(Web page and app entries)
┄┄┄┄┄┄┄┄┄┄┄┄┄┄┄┄┄┄┄┄

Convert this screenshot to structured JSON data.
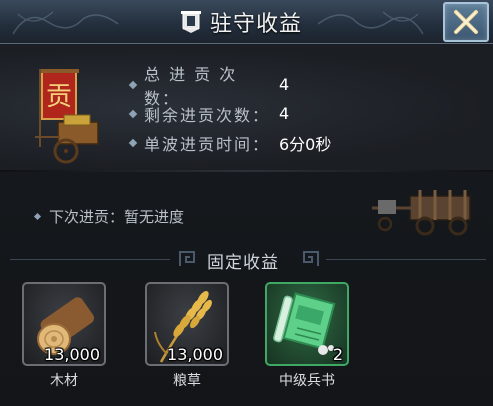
{
  "window": {
    "title": "驻守收益",
    "close_icon": "close-x-icon"
  },
  "stats": [
    {
      "label": "总 进 贡 次 数：",
      "value": "4"
    },
    {
      "label": "剩余进贡次数：",
      "value": "4"
    },
    {
      "label": "单波进贡时间：",
      "value": "6分0秒"
    }
  ],
  "next_tribute": {
    "label": "下次进贡：",
    "value": "暂无进度"
  },
  "fixed_income": {
    "title": "固定收益",
    "items": [
      {
        "name": "木材",
        "quantity": "13,000",
        "icon": "wood-log-icon"
      },
      {
        "name": "粮草",
        "quantity": "13,000",
        "icon": "wheat-icon"
      },
      {
        "name": "中级兵书",
        "quantity": "2",
        "icon": "scroll-book-icon"
      }
    ]
  },
  "tribute_badge_text": "贡",
  "colors": {
    "title_bar": "#2b3a4a",
    "green_frame": "#3fa864",
    "grey_frame": "#6b6f75",
    "close_button": "#4a6985"
  }
}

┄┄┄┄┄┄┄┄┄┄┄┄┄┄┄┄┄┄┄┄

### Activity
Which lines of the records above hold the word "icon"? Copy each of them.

### Worked solution
    "close_icon": "close-x-icon"
        "icon": "wood-log-icon"
        "icon": "wheat-icon"
        "icon": "scroll-book-icon"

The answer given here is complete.